On one of my (out of work hours) trawls around the internet, I came across this little gem (if you can, watch fullscreen).
Step Thirteen - Attaches
Step Twelve - Wrists
Step Eleven - Chair
As I’m sure some of you would have seen, last week figures were released showing that revenues from UK videogames hit £1.73 billion last year – a whopping 44% higher than what was generated from UK films during the same time. If you consider some of the huge cinema releases we saw last year, it’s no mean feat that it was only UK television that made more money than the video games industry. Impressive stuff, but is it really a surprise? I’ve said before that playing videogames is becoming a family past time – games consoles are now found in the family living room rather than banished to a “geeky” teenager’s bedroom. Gaming has a far reaching appeal, and I doubt that the growth of the gaming industry will cease any time soon. Interest in our games course, particularly since Sony veteran Simon Fenton came on board, has continued to grow. It’s great to see this exciting industry gaining rightful recognition – not just in terms of increased sales, but in the demand for creative talent which boosts the development of video gaming in the UK. Would you rather spend two hours playing Modern Warfare 2 or watching Blackhawk Down?
Here's the tenth step in my Top Down Animation, Work in Progress series. The following video shows my Left Foot Animation Pass. In which I do the same as the last video and concentrate just on the Left Foot this time to add details to the animation. Step Ten - Left Foot: Again, if you have any questions or thoughts, leave a comment or send me a Tweet (@escape_studios)
Step Nine - Right Foot
Step Eight - Arms
You might have read that we recently surveyed people working in the industry for their thoughts about their jobs and the world they work in. We’ve now taken this one step further by asking graduates about their expectations of a career in this field.
Our very own Escapee, Chris Bradwell, has won a BAFTA for his fantastic work on the game Flock! just five years after graduating.
Regular readers of the blog will know that last week we had the awards ceremony of the CG Whiz competition. We managed to grab the three winners and some of the judges, including Steve Venning from The Mill, to film their views on the competition. We think everyone had a great time, and over the next few months we’re hoping to have blog posts from Adam Droy, the overall winner, and runners up Ronan McMeel and Marco Barrato, to see how the competition prizes have helped them break into the CG industry.
Step Seven - Body & Head
The Skillset Visual Effects Course is now underway and the work which the guys have produced after just six weeks is incredible!

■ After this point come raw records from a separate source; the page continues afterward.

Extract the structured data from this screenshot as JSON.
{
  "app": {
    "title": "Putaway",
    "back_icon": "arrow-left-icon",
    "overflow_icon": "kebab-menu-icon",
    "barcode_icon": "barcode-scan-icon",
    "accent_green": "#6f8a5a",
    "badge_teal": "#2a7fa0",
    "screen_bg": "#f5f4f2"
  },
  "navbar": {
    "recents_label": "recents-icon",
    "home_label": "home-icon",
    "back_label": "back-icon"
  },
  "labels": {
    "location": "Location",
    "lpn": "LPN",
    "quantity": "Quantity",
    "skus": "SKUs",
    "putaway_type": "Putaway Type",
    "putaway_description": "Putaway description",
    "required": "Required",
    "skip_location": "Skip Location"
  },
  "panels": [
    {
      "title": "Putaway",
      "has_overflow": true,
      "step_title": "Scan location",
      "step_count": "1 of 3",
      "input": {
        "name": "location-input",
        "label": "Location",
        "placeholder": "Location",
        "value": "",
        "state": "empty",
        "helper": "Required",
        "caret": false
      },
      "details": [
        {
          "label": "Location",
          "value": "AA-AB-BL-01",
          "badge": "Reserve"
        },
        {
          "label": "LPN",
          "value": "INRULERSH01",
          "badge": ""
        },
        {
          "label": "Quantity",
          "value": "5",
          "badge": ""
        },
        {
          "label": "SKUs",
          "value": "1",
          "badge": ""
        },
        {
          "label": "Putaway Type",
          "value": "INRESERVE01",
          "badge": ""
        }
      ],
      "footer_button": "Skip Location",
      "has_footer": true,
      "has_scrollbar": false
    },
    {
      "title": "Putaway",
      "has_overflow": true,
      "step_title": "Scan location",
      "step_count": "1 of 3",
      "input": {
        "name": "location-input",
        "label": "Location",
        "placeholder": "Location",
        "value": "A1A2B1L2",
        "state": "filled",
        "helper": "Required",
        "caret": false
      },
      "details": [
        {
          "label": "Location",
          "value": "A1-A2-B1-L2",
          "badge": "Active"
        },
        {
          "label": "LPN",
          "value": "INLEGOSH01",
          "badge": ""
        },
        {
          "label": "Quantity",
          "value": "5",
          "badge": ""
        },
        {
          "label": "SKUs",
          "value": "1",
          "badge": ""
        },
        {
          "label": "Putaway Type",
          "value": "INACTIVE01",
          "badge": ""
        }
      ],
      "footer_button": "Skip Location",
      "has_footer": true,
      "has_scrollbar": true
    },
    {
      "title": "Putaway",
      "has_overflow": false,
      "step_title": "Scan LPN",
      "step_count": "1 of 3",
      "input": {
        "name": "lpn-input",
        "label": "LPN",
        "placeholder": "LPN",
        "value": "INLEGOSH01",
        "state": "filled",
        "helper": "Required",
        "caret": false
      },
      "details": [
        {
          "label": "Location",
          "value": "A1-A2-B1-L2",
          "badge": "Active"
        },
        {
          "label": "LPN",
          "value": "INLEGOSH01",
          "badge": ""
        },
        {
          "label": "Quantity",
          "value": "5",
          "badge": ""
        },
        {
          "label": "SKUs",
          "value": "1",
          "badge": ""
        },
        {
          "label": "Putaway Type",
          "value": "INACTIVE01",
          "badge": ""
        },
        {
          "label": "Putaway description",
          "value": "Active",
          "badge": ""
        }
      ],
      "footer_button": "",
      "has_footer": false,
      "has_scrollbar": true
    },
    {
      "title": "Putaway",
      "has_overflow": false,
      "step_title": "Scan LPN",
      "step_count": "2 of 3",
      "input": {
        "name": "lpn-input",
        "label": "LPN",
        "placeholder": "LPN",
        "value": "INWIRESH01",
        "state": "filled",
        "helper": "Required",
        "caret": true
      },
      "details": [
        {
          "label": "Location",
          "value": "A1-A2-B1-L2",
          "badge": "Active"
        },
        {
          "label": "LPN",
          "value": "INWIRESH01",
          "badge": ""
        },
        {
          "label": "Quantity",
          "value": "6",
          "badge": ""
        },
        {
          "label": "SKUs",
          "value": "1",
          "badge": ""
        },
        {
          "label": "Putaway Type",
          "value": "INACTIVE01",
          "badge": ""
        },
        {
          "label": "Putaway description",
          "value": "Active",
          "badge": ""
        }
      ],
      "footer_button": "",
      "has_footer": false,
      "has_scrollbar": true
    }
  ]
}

Over the last few months we've spent a lot of time meeting various people from the CG world on Twitter, and have been discussing everything from the latest Autodesk upgrades or Softimage updates, to Nick's doodles and even elephant clocks (this conversation really did happen). After all of this interaction, we thought it was about time that we got to meet some of you face to face, so on Friday we invited three of the more vocal Twitterers to a beer and CG evening at Escape Studios.
Hi all, the Chaos Group have released Service Pack 4a for V-Ray for 3ds Max and has been added to the download section of their website.
Step Six - Hand Attach
Step Five - Feet
Step Four - Blocking
Check out this interview with Marc Weigert, the 2012 Co-producer and VFX Supervisor behind the blockbuster 2012. His team of over a 100 artists worked on this feature and formed the central VFX hub for the movie. To their credit they completed an astonishing number of shots within a very short timeframe using a traditional pipeline, including eyeon's Fusion and Generation. Here he chats to eyeon's CEO Steve Roberts about the Visual Effects in the film.
The first Service Pack for Autodesk® Softimage® 2010 has just been released and is available for download. The SP1 includes nearly 70 fixes for rendering, animation, and comes with a new version of Autodesk® Crosswalk technology, a handy content transfer toolset which should make it easier to move Softimage content in and out of Autodesk® 3dsMax® and Autodesk® Maya® pipelines. The SP1 is great news for those on the Linux® platform who can now access the Autodesk® Face Robot® app. designed make it easier for face rigging and animation for realistic characters. For more information on the new features or to download the SP1, check out here.